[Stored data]
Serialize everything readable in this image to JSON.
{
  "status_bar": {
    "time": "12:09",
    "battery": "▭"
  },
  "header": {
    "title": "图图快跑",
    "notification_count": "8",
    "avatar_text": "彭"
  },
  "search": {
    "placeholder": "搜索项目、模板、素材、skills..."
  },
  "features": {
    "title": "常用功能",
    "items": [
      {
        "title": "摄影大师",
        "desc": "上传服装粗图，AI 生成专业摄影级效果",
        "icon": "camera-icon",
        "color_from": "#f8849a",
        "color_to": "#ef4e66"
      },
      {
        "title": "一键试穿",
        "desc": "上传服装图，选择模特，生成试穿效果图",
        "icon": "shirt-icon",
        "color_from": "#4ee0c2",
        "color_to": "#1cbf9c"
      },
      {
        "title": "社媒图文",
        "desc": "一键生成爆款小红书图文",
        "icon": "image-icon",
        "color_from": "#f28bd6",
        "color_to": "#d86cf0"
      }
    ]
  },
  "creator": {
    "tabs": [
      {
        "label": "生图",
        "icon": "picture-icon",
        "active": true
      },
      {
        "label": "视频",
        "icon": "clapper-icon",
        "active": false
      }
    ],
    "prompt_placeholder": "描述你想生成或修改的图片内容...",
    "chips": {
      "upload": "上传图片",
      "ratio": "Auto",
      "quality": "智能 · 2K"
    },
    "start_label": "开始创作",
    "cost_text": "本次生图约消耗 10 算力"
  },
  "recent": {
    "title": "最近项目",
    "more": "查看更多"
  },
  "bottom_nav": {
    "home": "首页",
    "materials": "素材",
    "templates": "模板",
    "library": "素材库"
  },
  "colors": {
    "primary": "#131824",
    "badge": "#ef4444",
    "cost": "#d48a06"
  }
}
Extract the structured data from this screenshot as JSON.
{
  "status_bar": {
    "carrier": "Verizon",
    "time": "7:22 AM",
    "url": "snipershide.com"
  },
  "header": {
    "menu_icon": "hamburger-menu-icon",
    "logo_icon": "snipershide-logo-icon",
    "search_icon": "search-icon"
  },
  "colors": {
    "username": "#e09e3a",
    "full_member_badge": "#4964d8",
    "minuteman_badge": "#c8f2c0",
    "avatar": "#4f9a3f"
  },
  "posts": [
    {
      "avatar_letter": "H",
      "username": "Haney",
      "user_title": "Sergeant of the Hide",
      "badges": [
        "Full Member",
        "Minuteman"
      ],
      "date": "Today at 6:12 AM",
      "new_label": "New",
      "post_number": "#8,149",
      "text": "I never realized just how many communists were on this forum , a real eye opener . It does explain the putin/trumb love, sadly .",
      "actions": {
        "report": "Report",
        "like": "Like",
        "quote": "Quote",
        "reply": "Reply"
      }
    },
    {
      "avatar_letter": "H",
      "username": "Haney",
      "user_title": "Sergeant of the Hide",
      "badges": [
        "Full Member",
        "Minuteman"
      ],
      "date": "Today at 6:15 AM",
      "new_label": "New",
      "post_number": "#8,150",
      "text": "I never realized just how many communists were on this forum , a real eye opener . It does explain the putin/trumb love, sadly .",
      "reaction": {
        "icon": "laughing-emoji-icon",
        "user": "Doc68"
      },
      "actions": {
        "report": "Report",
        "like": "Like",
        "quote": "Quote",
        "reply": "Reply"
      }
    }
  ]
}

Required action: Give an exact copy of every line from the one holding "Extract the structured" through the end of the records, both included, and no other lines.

Your solution:
Extract the structured data from this screenshot as JSON.
{
  "status_bar": {
    "carrier": "Verizon",
    "time": "7:22 AM",
    "url": "snipershide.com"
  },
  "header": {
    "menu_icon": "hamburger-menu-icon",
    "logo_icon": "snipershide-logo-icon",
    "search_icon": "search-icon"
  },
  "colors": {
    "username": "#e09e3a",
    "full_member_badge": "#4964d8",
    "minuteman_badge": "#c8f2c0",
    "avatar": "#4f9a3f"
  },
  "posts": [
    {
      "avatar_letter": "H",
      "username": "Haney",
      "user_title": "Sergeant of the Hide",
      "badges": [
        "Full Member",
        "Minuteman"
      ],
      "date": "Today at 6:12 AM",
      "new_label": "New",
      "post_number": "#8,149",
      "text": "I never realized just how many communists were on this forum , a real eye opener . It does explain the putin/trumb love, sadly .",
      "actions": {
        "report": "Report",
        "like": "Like",
        "quote": "Quote",
        "reply": "Reply"
      }
    },
    {
      "avatar_letter": "H",
      "username": "Haney",
      "user_title": "Sergeant of the Hide",
      "badges": [
        "Full Member",
        "Minuteman"
      ],
      "date": "Today at 6:15 AM",
      "new_label": "New",
      "post_number": "#8,150",
      "text": "I never realized just how many communists were on this forum , a real eye opener . It does explain the putin/trumb love, sadly .",
      "reaction": {
        "icon": "laughing-emoji-icon",
        "user": "Doc68"
      },
      "actions": {
        "report": "Report",
        "like": "Like",
        "quote": "Quote",
        "reply": "Reply"
      }
    }
  ]
}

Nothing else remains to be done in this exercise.